Last week we hosted National Grid’s Community Energy Forum in Exeter – the first in-person event in a series that we’re delivering as part of NGED’s programme of community energy support. Here we summarise the main insights from the event. 

In response to requests from organisations and the calling of a general election, at last Friday’s event at the Exeter Phoenix we focused on topics including partnering with local authorities and businesses, progressing retrofit and heat decarbonisation, community engagement and policy changes.

Building partnerships 

The first presentation of the day came from Marianne Brown, communications and community engagement manager at Bristol Energy Cooperative (BEC). As the most recent winners of Regen’s Green Energy Award for a Community Initiative, Marianne gave a rundown of some of the key partnerships that have been the foundation of the success of BEC’s giant solar arrays on the roof of the Bristol Beacon and Bottle Yard 2.  

This included detailing the relationships built with building contractors, the building owners (in the Bristol Beacon’s case, Bristol City Council) and legal advisers. The Bristol Beacon’s solar array has become a key touchstone for developers and local authorities alike as a demonstration of the social value that can be achieved in the process of revitalising one of the city’s iconic venues. Through the Centre for Sustainable Energy’s ‘Future Energy Landscapes’ work, BEC also focuses on building partnerships with local residents and local climate groups to tackle how they might want to incorporate renewables into their local area. 

This presentation was followed by two engaging breakout sessions on the same topic, which saw a range of discussion from how to deal with external commercial organisations that might not be as open to collaborating, to the need for greater coherence and collaboration between the Distribution Network Operator’s plans, the local authority strategies for energy and the community energy input into this.  

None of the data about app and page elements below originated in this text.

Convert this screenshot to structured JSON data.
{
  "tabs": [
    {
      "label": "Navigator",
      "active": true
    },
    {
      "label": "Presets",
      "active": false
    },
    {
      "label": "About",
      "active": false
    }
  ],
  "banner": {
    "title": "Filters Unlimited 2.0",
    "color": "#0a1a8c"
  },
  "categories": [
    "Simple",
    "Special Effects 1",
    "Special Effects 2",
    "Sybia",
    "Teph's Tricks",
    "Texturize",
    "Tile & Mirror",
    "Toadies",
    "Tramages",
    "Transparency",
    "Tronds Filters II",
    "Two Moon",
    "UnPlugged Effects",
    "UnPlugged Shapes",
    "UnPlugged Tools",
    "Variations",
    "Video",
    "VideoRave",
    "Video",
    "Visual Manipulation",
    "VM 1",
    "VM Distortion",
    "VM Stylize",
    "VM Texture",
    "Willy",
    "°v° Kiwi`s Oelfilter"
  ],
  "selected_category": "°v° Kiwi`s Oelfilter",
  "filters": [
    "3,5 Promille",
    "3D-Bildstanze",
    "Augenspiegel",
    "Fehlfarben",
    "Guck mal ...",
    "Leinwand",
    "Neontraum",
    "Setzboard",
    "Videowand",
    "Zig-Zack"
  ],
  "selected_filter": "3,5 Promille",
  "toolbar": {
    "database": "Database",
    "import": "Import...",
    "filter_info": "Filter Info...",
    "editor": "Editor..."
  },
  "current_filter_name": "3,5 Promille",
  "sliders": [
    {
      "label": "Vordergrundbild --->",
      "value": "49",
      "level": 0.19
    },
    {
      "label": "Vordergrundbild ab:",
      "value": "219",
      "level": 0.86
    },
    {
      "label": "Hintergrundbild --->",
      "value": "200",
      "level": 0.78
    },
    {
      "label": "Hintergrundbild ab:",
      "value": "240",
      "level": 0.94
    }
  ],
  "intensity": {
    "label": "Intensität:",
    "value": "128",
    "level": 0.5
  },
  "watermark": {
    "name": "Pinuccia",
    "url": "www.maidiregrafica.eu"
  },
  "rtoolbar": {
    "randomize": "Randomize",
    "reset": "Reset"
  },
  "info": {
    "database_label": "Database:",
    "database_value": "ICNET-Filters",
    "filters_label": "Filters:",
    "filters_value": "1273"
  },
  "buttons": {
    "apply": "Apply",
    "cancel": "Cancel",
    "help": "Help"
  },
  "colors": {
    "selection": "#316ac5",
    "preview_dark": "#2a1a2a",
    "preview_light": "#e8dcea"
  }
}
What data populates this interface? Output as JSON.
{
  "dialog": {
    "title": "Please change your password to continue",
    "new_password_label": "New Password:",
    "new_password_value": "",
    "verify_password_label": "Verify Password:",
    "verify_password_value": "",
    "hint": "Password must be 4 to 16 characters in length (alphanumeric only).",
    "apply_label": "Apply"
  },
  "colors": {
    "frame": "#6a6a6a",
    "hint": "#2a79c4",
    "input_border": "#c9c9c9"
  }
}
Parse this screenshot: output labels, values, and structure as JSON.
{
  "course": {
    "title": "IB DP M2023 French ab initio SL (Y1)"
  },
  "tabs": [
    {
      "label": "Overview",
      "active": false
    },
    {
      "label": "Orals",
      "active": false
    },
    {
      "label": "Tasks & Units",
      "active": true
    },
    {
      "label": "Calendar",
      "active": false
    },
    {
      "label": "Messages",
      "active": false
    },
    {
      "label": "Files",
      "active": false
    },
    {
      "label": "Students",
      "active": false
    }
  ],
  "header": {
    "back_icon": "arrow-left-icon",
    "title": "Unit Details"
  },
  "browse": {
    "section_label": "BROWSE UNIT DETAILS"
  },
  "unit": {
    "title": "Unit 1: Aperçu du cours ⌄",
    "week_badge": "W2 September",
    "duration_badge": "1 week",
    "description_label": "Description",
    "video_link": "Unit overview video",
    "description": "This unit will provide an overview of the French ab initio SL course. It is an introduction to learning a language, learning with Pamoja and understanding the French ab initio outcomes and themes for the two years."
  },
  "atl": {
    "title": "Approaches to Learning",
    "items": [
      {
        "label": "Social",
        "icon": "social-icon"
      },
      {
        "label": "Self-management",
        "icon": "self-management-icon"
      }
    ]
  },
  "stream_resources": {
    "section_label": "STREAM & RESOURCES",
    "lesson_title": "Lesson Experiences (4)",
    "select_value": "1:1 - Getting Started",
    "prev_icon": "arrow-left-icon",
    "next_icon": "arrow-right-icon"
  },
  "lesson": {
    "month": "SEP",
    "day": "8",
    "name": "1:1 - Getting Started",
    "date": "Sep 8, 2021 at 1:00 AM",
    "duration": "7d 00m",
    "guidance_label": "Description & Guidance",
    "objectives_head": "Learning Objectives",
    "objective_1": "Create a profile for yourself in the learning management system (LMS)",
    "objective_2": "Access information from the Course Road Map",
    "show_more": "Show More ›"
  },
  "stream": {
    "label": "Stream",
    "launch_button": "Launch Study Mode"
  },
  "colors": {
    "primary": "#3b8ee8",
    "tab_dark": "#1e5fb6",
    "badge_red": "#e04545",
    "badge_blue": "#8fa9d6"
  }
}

Progressing retrofit and decarbonisation  

The day’s second presentation saw Kate Royston of Tamar Energy Community, with support from Tara Bower of Exeter Community Energy, run through the good work that the Devon Community Energy Network (DCEN) has been doing over the last 13 years, and some of the keys to its success as a network. Kate then covered the extensive retrofit work done by community energy organisations in the South West and touched upon a few of the current challenges around PAS2035 and Trustmark. 

The following breakout session on this topic saw a detailed conversation on the debate around ‘Fabric First’ versus ‘Fabric Fifth’ and also around the different complexities of heat pump installation, with Dan Kelly of Dartmoor Energy contributing extensive knowledge from their work with community energy organisations on retrofit.  

There was also conversation around the barriers in the current design of government retrofit schemes, and how the fragmented, constantly changing nature of the funding is holding many organisations back from building on the good work already being done. It was noted that many of these schemes are made deliberately complex to deter organisations exploiting them, but that in reality this is hurting local organisations that could contribute greatly. 

Engaging effectively with your community 

Rebecca Windemer, our planning and communities lead, ran two workshops on different approaches to engaging effectively with your community. The workshop consisted of a rundown of the different methods you might use to engage with people, and some of the ways you might integrate some of the harder-to-reach groups within your area. In each session, a different scenario was tackled in which attendees were tasked with figuring out how they would best engage the relevant community on the proposed developments in the scenario. Both sessions saw great discussion and sharing of a really diverse range of experiences of community engagement and its challenges.  

A general election and a call for evidence: what policies should we be pushing for? 

Prina Sumaria led a wide-ranging discussion around what sort of policies and changes the community sector should be pushing for in light of the oncoming election and the ‘Barriers to Community Energy’ call for evidence. Some of the top lines from the group included: 

  • The need for long-term (5-10 year cycles), coherent funding. The current piecemeal way this work is funded means reporting to different funders is burdensome and complex, there is a lack of security for the staff employed and it takes valuable time to have to repeatedly apply for different grants.
  •  Any energy efficiency advice or retrofit assessment work needs to be accompanied by grants for lower-income households or low-interest loans to enable measures to be fitted. 
  •  The supply chain and workforce for retrofitting is not where it needs to be. Incorporating more apprenticeships, courses and working with the Department for Education on developing these skills is essential. 

We’ll dig back into some of these topics at our next community energy forum in Leicester, on 28 June. Read more about that event and register here. To keep up to date with our future community energy events, please sign up for the mailing list here. Our response to the government’s call for evidence on the Barriers to Community Energy will be released this week! Keep your eyes on our news page to catch it when it comes out.  

Stay informed

Sign up to the Regen newsletter to receive a monthly digest of our work to revolutionise the UK energy system, and industry insights.

We take care of your personal data. We will only contact you according to your preferences and will NEVER share or sell your details. See our privacy policy for more information